--- Work request ---
Output the data below exactly as it is, dropping the pictures from your copy.

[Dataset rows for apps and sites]
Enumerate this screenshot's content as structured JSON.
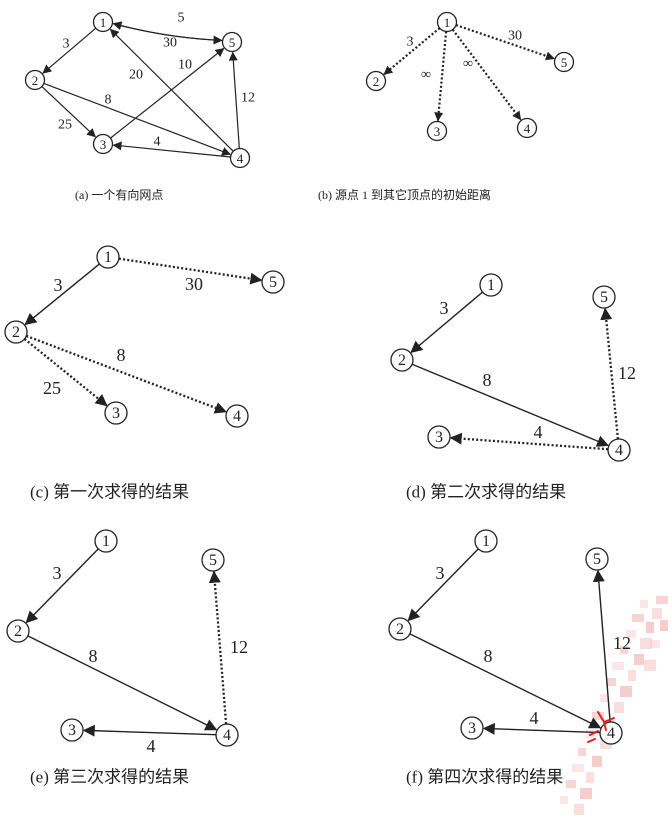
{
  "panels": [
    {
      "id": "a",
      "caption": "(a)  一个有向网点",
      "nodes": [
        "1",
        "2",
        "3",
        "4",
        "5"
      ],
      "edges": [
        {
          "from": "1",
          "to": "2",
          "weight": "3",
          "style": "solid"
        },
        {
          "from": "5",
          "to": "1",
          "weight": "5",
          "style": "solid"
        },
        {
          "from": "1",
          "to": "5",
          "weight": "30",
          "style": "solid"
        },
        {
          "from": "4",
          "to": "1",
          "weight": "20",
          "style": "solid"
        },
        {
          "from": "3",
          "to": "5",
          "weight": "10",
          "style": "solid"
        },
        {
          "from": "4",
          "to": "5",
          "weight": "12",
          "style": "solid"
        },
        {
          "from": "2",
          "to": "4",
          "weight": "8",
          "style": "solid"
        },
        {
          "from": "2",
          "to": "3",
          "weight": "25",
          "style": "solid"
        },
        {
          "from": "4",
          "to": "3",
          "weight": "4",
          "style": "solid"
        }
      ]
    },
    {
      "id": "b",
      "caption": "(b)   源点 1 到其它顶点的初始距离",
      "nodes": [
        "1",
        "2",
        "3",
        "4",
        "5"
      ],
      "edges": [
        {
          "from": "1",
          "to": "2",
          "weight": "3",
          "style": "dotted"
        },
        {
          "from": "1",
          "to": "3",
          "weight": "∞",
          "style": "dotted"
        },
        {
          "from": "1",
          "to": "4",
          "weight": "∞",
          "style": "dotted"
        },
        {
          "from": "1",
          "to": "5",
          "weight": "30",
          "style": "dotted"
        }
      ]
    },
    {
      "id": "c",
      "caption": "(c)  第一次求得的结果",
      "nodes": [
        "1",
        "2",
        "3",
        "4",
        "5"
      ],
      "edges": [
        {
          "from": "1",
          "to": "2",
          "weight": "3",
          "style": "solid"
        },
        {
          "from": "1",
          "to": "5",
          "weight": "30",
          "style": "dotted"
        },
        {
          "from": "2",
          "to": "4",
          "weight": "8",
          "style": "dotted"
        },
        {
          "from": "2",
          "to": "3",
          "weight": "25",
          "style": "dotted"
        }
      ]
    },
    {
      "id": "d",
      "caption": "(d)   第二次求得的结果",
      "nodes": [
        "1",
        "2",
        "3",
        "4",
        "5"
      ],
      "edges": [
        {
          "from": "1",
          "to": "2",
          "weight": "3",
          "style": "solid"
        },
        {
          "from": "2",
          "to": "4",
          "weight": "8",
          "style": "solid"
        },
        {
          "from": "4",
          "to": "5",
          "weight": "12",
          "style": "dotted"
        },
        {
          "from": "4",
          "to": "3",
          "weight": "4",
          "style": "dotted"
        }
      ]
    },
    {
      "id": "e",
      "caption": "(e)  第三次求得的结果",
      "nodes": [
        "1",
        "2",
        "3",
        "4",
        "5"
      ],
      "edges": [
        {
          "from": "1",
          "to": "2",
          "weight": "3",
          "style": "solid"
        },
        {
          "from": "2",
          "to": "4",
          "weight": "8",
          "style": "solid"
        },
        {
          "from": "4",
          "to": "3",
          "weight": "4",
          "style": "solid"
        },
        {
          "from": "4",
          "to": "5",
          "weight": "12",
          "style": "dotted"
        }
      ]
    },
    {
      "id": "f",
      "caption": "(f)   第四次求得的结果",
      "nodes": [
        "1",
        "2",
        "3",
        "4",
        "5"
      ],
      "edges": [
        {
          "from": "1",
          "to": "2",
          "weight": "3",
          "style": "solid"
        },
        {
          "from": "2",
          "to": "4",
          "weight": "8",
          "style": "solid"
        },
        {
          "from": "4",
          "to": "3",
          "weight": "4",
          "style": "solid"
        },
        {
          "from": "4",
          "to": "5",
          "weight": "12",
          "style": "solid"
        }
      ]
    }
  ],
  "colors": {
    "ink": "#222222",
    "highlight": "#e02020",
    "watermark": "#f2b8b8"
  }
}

--- Answer below ---
Enumerate this screenshot's content as structured JSON.
{
  "panels": [
    {
      "id": "a",
      "caption": "(a)  一个有向网点",
      "nodes": [
        "1",
        "2",
        "3",
        "4",
        "5"
      ],
      "edges": [
        {
          "from": "1",
          "to": "2",
          "weight": "3",
          "style": "solid"
        },
        {
          "from": "5",
          "to": "1",
          "weight": "5",
          "style": "solid"
        },
        {
          "from": "1",
          "to": "5",
          "weight": "30",
          "style": "solid"
        },
        {
          "from": "4",
          "to": "1",
          "weight": "20",
          "style": "solid"
        },
        {
          "from": "3",
          "to": "5",
          "weight": "10",
          "style": "solid"
        },
        {
          "from": "4",
          "to": "5",
          "weight": "12",
          "style": "solid"
        },
        {
          "from": "2",
          "to": "4",
          "weight": "8",
          "style": "solid"
        },
        {
          "from": "2",
          "to": "3",
          "weight": "25",
          "style": "solid"
        },
        {
          "from": "4",
          "to": "3",
          "weight": "4",
          "style": "solid"
        }
      ]
    },
    {
      "id": "b",
      "caption": "(b)   源点 1 到其它顶点的初始距离",
      "nodes": [
        "1",
        "2",
        "3",
        "4",
        "5"
      ],
      "edges": [
        {
          "from": "1",
          "to": "2",
          "weight": "3",
          "style": "dotted"
        },
        {
          "from": "1",
          "to": "3",
          "weight": "∞",
          "style": "dotted"
        },
        {
          "from": "1",
          "to": "4",
          "weight": "∞",
          "style": "dotted"
        },
        {
          "from": "1",
          "to": "5",
          "weight": "30",
          "style": "dotted"
        }
      ]
    },
    {
      "id": "c",
      "caption": "(c)  第一次求得的结果",
      "nodes": [
        "1",
        "2",
        "3",
        "4",
        "5"
      ],
      "edges": [
        {
          "from": "1",
          "to": "2",
          "weight": "3",
          "style": "solid"
        },
        {
          "from": "1",
          "to": "5",
          "weight": "30",
          "style": "dotted"
        },
        {
          "from": "2",
          "to": "4",
          "weight": "8",
          "style": "dotted"
        },
        {
          "from": "2",
          "to": "3",
          "weight": "25",
          "style": "dotted"
        }
      ]
    },
    {
      "id": "d",
      "caption": "(d)   第二次求得的结果",
      "nodes": [
        "1",
        "2",
        "3",
        "4",
        "5"
      ],
      "edges": [
        {
          "from": "1",
          "to": "2",
          "weight": "3",
          "style": "solid"
        },
        {
          "from": "2",
          "to": "4",
          "weight": "8",
          "style": "solid"
        },
        {
          "from": "4",
          "to": "5",
          "weight": "12",
          "style": "dotted"
        },
        {
          "from": "4",
          "to": "3",
          "weight": "4",
          "style": "dotted"
        }
      ]
    },
    {
      "id": "e",
      "caption": "(e)  第三次求得的结果",
      "nodes": [
        "1",
        "2",
        "3",
        "4",
        "5"
      ],
      "edges": [
        {
          "from": "1",
          "to": "2",
          "weight": "3",
          "style": "solid"
        },
        {
          "from": "2",
          "to": "4",
          "weight": "8",
          "style": "solid"
        },
        {
          "from": "4",
          "to": "3",
          "weight": "4",
          "style": "solid"
        },
        {
          "from": "4",
          "to": "5",
          "weight": "12",
          "style": "dotted"
        }
      ]
    },
    {
      "id": "f",
      "caption": "(f)   第四次求得的结果",
      "nodes": [
        "1",
        "2",
        "3",
        "4",
        "5"
      ],
      "edges": [
        {
          "from": "1",
          "to": "2",
          "weight": "3",
          "style": "solid"
        },
        {
          "from": "2",
          "to": "4",
          "weight": "8",
          "style": "solid"
        },
        {
          "from": "4",
          "to": "3",
          "weight": "4",
          "style": "solid"
        },
        {
          "from": "4",
          "to": "5",
          "weight": "12",
          "style": "solid"
        }
      ]
    }
  ],
  "colors": {
    "ink": "#222222",
    "highlight": "#e02020",
    "watermark": "#f2b8b8"
  }
}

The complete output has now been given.